Please report every line from the material that contains the word "Stroke".

━━ Provided entries

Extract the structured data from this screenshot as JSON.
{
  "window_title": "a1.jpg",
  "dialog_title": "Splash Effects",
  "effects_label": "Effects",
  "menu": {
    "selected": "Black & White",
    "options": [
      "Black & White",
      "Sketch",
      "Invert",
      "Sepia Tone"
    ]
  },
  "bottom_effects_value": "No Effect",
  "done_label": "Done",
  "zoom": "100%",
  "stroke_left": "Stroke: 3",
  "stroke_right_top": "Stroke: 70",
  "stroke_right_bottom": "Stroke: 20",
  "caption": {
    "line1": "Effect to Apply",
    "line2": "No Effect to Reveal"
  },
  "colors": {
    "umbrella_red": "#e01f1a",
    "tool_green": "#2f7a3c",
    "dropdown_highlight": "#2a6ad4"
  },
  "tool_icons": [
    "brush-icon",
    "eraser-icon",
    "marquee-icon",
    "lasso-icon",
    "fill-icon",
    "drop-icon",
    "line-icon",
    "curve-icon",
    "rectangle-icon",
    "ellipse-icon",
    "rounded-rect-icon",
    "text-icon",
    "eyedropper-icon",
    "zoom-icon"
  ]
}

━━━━

● Your solution
  "stroke_left": "Stroke: 3",
  "stroke_right_top": "Stroke: 70",
  "stroke_right_bottom": "Stroke: 20",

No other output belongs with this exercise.